## Task:
Reproduce the following entries verbatim, each one complete.

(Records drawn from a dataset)

⟨

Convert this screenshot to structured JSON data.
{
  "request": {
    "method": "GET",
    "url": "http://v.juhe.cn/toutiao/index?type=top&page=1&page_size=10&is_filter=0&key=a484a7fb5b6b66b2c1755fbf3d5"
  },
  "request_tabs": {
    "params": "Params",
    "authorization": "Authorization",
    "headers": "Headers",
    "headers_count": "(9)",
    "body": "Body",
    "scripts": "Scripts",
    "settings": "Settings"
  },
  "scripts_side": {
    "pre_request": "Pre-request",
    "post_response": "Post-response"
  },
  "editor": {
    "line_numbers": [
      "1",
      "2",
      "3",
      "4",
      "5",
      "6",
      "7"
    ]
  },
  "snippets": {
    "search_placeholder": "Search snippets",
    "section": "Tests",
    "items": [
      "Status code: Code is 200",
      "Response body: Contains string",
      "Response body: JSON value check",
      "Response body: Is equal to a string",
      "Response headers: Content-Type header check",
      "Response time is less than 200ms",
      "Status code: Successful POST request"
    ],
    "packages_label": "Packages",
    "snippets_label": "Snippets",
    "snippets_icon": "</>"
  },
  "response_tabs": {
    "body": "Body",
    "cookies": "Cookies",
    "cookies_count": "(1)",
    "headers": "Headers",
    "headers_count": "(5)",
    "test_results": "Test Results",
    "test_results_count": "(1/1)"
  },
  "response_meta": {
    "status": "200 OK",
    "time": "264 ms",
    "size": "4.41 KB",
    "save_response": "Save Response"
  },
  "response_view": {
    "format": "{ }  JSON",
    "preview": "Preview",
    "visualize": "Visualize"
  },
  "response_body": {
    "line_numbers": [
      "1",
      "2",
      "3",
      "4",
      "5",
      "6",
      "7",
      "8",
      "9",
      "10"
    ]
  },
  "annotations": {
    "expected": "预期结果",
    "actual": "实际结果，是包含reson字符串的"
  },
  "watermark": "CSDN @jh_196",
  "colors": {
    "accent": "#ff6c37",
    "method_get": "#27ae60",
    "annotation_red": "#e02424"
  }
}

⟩

## Exercise result:
Convert this screenshot to structured JSON data.
{
  "request": {
    "method": "GET",
    "url": "http://v.juhe.cn/toutiao/index?type=top&page=1&page_size=10&is_filter=0&key=a484a7fb5b6b66b2c1755fbf3d5"
  },
  "request_tabs": {
    "params": "Params",
    "authorization": "Authorization",
    "headers": "Headers",
    "headers_count": "(9)",
    "body": "Body",
    "scripts": "Scripts",
    "settings": "Settings"
  },
  "scripts_side": {
    "pre_request": "Pre-request",
    "post_response": "Post-response"
  },
  "editor": {
    "line_numbers": [
      "1",
      "2",
      "3",
      "4",
      "5",
      "6",
      "7"
    ]
  },
  "snippets": {
    "search_placeholder": "Search snippets",
    "section": "Tests",
    "items": [
      "Status code: Code is 200",
      "Response body: Contains string",
      "Response body: JSON value check",
      "Response body: Is equal to a string",
      "Response headers: Content-Type header check",
      "Response time is less than 200ms",
      "Status code: Successful POST request"
    ],
    "packages_label": "Packages",
    "snippets_label": "Snippets",
    "snippets_icon": "</>"
  },
  "response_tabs": {
    "body": "Body",
    "cookies": "Cookies",
    "cookies_count": "(1)",
    "headers": "Headers",
    "headers_count": "(5)",
    "test_results": "Test Results",
    "test_results_count": "(1/1)"
  },
  "response_meta": {
    "status": "200 OK",
    "time": "264 ms",
    "size": "4.41 KB",
    "save_response": "Save Response"
  },
  "response_view": {
    "format": "{ }  JSON",
    "preview": "Preview",
    "visualize": "Visualize"
  },
  "response_body": {
    "line_numbers": [
      "1",
      "2",
      "3",
      "4",
      "5",
      "6",
      "7",
      "8",
      "9",
      "10"
    ]
  },
  "annotations": {
    "expected": "预期结果",
    "actual": "实际结果，是包含reson字符串的"
  },
  "watermark": "CSDN @jh_196",
  "colors": {
    "accent": "#ff6c37",
    "method_get": "#27ae60",
    "annotation_red": "#e02424"
  }
}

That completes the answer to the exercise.